• **Directions**
Pictures aside, output each record exactly.

(Data about app and page elements)
· · ·

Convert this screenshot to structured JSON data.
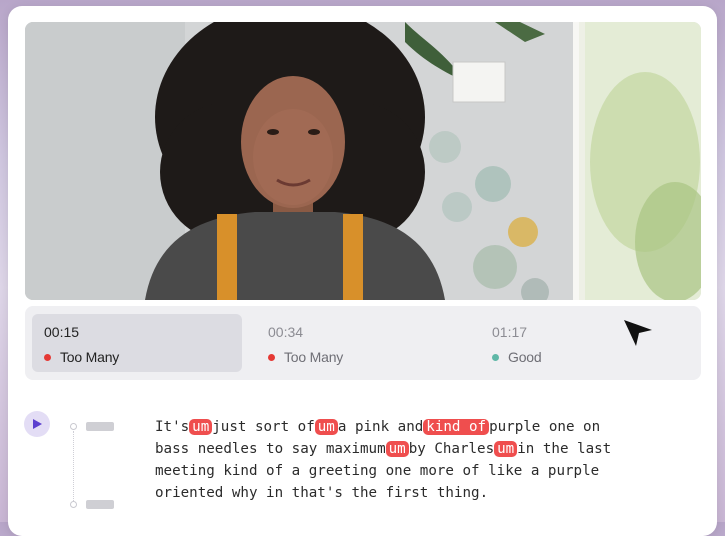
{
  "colors": {
    "too_many": "#e53935",
    "good": "#5fb7a7",
    "highlight": "#ef4e4e",
    "accent": "#6a4fd6"
  },
  "timeline": {
    "segments": [
      {
        "time": "00:15",
        "status": "Too Many",
        "status_color": "#e53935",
        "active": true
      },
      {
        "time": "00:34",
        "status": "Too Many",
        "status_color": "#e53935",
        "active": false
      },
      {
        "time": "01:17",
        "status": "Good",
        "status_color": "#5fb7a7",
        "active": false
      }
    ]
  },
  "transcript": {
    "play_icon": "play-icon",
    "lines": [
      [
        {
          "t": "It's",
          "hl": false
        },
        {
          "t": "um",
          "hl": true
        },
        {
          "t": "just sort of",
          "hl": false
        },
        {
          "t": "um",
          "hl": true
        },
        {
          "t": "a pink and",
          "hl": false
        },
        {
          "t": "kind of",
          "hl": true
        },
        {
          "t": "purple one on",
          "hl": false
        }
      ],
      [
        {
          "t": "bass needles to say maximum",
          "hl": false
        },
        {
          "t": "um",
          "hl": true
        },
        {
          "t": "by Charles",
          "hl": false
        },
        {
          "t": "um",
          "hl": true
        },
        {
          "t": "in the last",
          "hl": false
        }
      ],
      [
        {
          "t": "meeting kind of a greeting one more of like a purple",
          "hl": false
        }
      ],
      [
        {
          "t": "oriented why in that's the first thing.",
          "hl": false
        }
      ]
    ]
  }
}
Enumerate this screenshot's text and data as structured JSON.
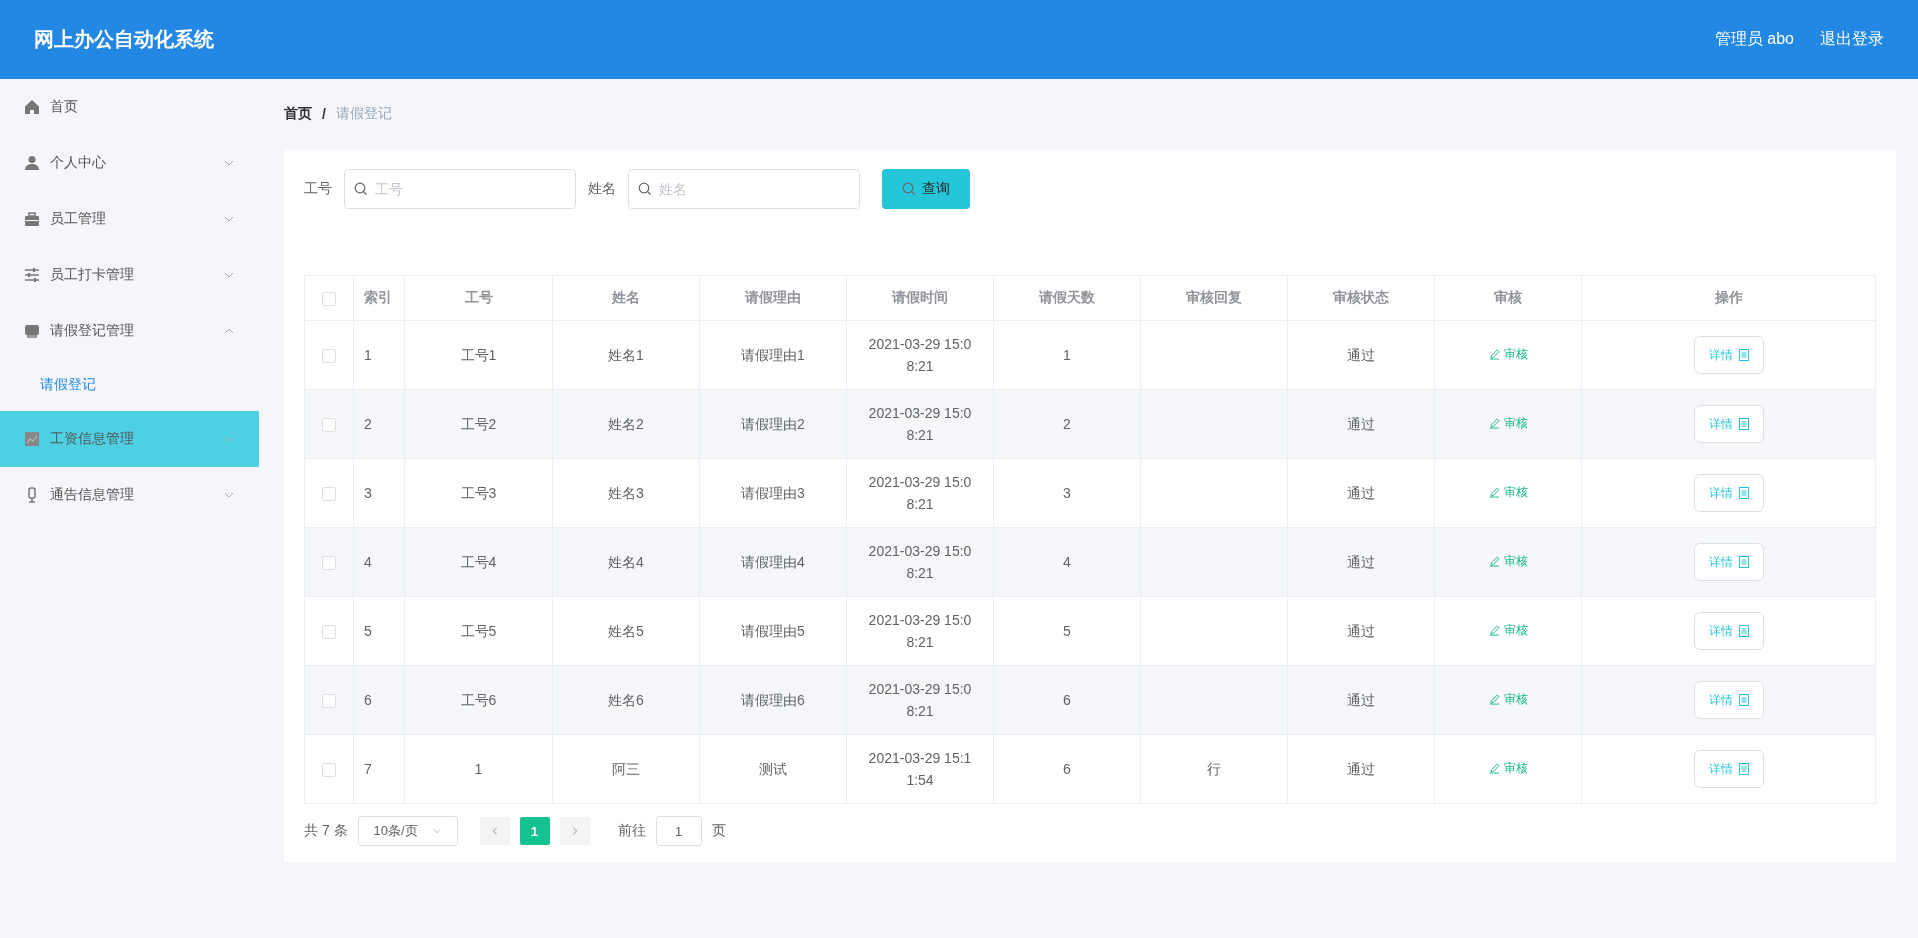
{
  "header": {
    "title": "网上办公自动化系统",
    "user": "管理员 abo",
    "logout": "退出登录"
  },
  "sidebar": {
    "items": [
      {
        "kind": "link",
        "label": "首页",
        "highlighted": false
      },
      {
        "kind": "menu",
        "label": "个人中心",
        "expanded": false,
        "highlighted": false
      },
      {
        "kind": "menu",
        "label": "员工管理",
        "expanded": false,
        "highlighted": false
      },
      {
        "kind": "menu",
        "label": "员工打卡管理",
        "expanded": false,
        "highlighted": false
      },
      {
        "kind": "menu",
        "label": "请假登记管理",
        "expanded": true,
        "highlighted": false,
        "children": [
          {
            "label": "请假登记",
            "selected": true
          }
        ]
      },
      {
        "kind": "menu",
        "label": "工资信息管理",
        "expanded": false,
        "highlighted": true
      },
      {
        "kind": "menu",
        "label": "通告信息管理",
        "expanded": false,
        "highlighted": false
      }
    ]
  },
  "breadcrumb": {
    "items": [
      "首页",
      "请假登记"
    ],
    "separator": "/"
  },
  "filters": [
    {
      "label": "工号",
      "placeholder": "工号"
    },
    {
      "label": "姓名",
      "placeholder": "姓名"
    }
  ],
  "search_button": "查询",
  "table": {
    "select_all_checked": false,
    "columns": [
      "索引",
      "工号",
      "姓名",
      "请假理由",
      "请假时间",
      "请假天数",
      "审核回复",
      "审核状态",
      "审核",
      "操作"
    ],
    "rows": [
      {
        "checked": false,
        "cells": [
          "1",
          "工号1",
          "姓名1",
          "请假理由1",
          "2021-03-29 15:08:21",
          "1",
          "",
          "通过"
        ],
        "review": "审核",
        "detail": "详情"
      },
      {
        "checked": false,
        "cells": [
          "2",
          "工号2",
          "姓名2",
          "请假理由2",
          "2021-03-29 15:08:21",
          "2",
          "",
          "通过"
        ],
        "review": "审核",
        "detail": "详情"
      },
      {
        "checked": false,
        "cells": [
          "3",
          "工号3",
          "姓名3",
          "请假理由3",
          "2021-03-29 15:08:21",
          "3",
          "",
          "通过"
        ],
        "review": "审核",
        "detail": "详情"
      },
      {
        "checked": false,
        "cells": [
          "4",
          "工号4",
          "姓名4",
          "请假理由4",
          "2021-03-29 15:08:21",
          "4",
          "",
          "通过"
        ],
        "review": "审核",
        "detail": "详情"
      },
      {
        "checked": false,
        "cells": [
          "5",
          "工号5",
          "姓名5",
          "请假理由5",
          "2021-03-29 15:08:21",
          "5",
          "",
          "通过"
        ],
        "review": "审核",
        "detail": "详情"
      },
      {
        "checked": false,
        "cells": [
          "6",
          "工号6",
          "姓名6",
          "请假理由6",
          "2021-03-29 15:08:21",
          "6",
          "",
          "通过"
        ],
        "review": "审核",
        "detail": "详情"
      },
      {
        "checked": false,
        "cells": [
          "7",
          "1",
          "阿三",
          "测试",
          "2021-03-29 15:11:54",
          "6",
          "行",
          "通过"
        ],
        "review": "审核",
        "detail": "详情"
      }
    ]
  },
  "pagination": {
    "total": "共 7 条",
    "page_size": "10条/页",
    "pages": [
      {
        "label": "1",
        "selected": true
      }
    ],
    "goto_label": "前往",
    "goto_value": "1",
    "goto_suffix": "页"
  }
}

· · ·

• **Result for this exercise**
Convert this screenshot to structured JSON data.
{
  "colors": {
    "too_many": "#e53935",
    "good": "#5fb7a7",
    "highlight": "#ef4e4e",
    "accent": "#6a4fd6"
  },
  "timeline": {
    "segments": [
      {
        "time": "00:15",
        "status": "Too Many",
        "status_color": "#e53935",
        "active": true
      },
      {
        "time": "00:34",
        "status": "Too Many",
        "status_color": "#e53935",
        "active": false
      },
      {
        "time": "01:17",
        "status": "Good",
        "status_color": "#5fb7a7",
        "active": false
      }
    ]
  },
  "transcript": {
    "play_icon": "play-icon",
    "lines": [
      [
        {
          "t": "It's",
          "hl": false
        },
        {
          "t": "um",
          "hl": true
        },
        {
          "t": "just sort of",
          "hl": false
        },
        {
          "t": "um",
          "hl": true
        },
        {
          "t": "a pink and",
          "hl": false
        },
        {
          "t": "kind of",
          "hl": true
        },
        {
          "t": "purple one on",
          "hl": false
        }
      ],
      [
        {
          "t": "bass needles to say maximum",
          "hl": false
        },
        {
          "t": "um",
          "hl": true
        },
        {
          "t": "by Charles",
          "hl": false
        },
        {
          "t": "um",
          "hl": true
        },
        {
          "t": "in the last",
          "hl": false
        }
      ],
      [
        {
          "t": "meeting kind of a greeting one more of like a purple",
          "hl": false
        }
      ],
      [
        {
          "t": "oriented why in that's the first thing.",
          "hl": false
        }
      ]
    ]
  }
}
Enumerate this screenshot's text and data as structured JSON.
{
  "header": {
    "title": "网上办公自动化系统",
    "user": "管理员 abo",
    "logout": "退出登录"
  },
  "sidebar": {
    "items": [
      {
        "kind": "link",
        "label": "首页",
        "highlighted": false
      },
      {
        "kind": "menu",
        "label": "个人中心",
        "expanded": false,
        "highlighted": false
      },
      {
        "kind": "menu",
        "label": "员工管理",
        "expanded": false,
        "highlighted": false
      },
      {
        "kind": "menu",
        "label": "员工打卡管理",
        "expanded": false,
        "highlighted": false
      },
      {
        "kind": "menu",
        "label": "请假登记管理",
        "expanded": true,
        "highlighted": false,
        "children": [
          {
            "label": "请假登记",
            "selected": true
          }
        ]
      },
      {
        "kind": "menu",
        "label": "工资信息管理",
        "expanded": false,
        "highlighted": true
      },
      {
        "kind": "menu",
        "label": "通告信息管理",
        "expanded": false,
        "highlighted": false
      }
    ]
  },
  "breadcrumb": {
    "items": [
      "首页",
      "请假登记"
    ],
    "separator": "/"
  },
  "filters": [
    {
      "label": "工号",
      "placeholder": "工号"
    },
    {
      "label": "姓名",
      "placeholder": "姓名"
    }
  ],
  "search_button": "查询",
  "table": {
    "select_all_checked": false,
    "columns": [
      "索引",
      "工号",
      "姓名",
      "请假理由",
      "请假时间",
      "请假天数",
      "审核回复",
      "审核状态",
      "审核",
      "操作"
    ],
    "rows": [
      {
        "checked": false,
        "cells": [
          "1",
          "工号1",
          "姓名1",
          "请假理由1",
          "2021-03-29 15:08:21",
          "1",
          "",
          "通过"
        ],
        "review": "审核",
        "detail": "详情"
      },
      {
        "checked": false,
        "cells": [
          "2",
          "工号2",
          "姓名2",
          "请假理由2",
          "2021-03-29 15:08:21",
          "2",
          "",
          "通过"
        ],
        "review": "审核",
        "detail": "详情"
      },
      {
        "checked": false,
        "cells": [
          "3",
          "工号3",
          "姓名3",
          "请假理由3",
          "2021-03-29 15:08:21",
          "3",
          "",
          "通过"
        ],
        "review": "审核",
        "detail": "详情"
      },
      {
        "checked": false,
        "cells": [
          "4",
          "工号4",
          "姓名4",
          "请假理由4",
          "2021-03-29 15:08:21",
          "4",
          "",
          "通过"
        ],
        "review": "审核",
        "detail": "详情"
      },
      {
        "checked": false,
        "cells": [
          "5",
          "工号5",
          "姓名5",
          "请假理由5",
          "2021-03-29 15:08:21",
          "5",
          "",
          "通过"
        ],
        "review": "审核",
        "detail": "详情"
      },
      {
        "checked": false,
        "cells": [
          "6",
          "工号6",
          "姓名6",
          "请假理由6",
          "2021-03-29 15:08:21",
          "6",
          "",
          "通过"
        ],
        "review": "审核",
        "detail": "详情"
      },
      {
        "checked": false,
        "cells": [
          "7",
          "1",
          "阿三",
          "测试",
          "2021-03-29 15:11:54",
          "6",
          "行",
          "通过"
        ],
        "review": "审核",
        "detail": "详情"
      }
    ]
  },
  "pagination": {
    "total": "共 7 条",
    "page_size": "10条/页",
    "pages": [
      {
        "label": "1",
        "selected": true
      }
    ],
    "goto_label": "前往",
    "goto_value": "1",
    "goto_suffix": "页"
  }
}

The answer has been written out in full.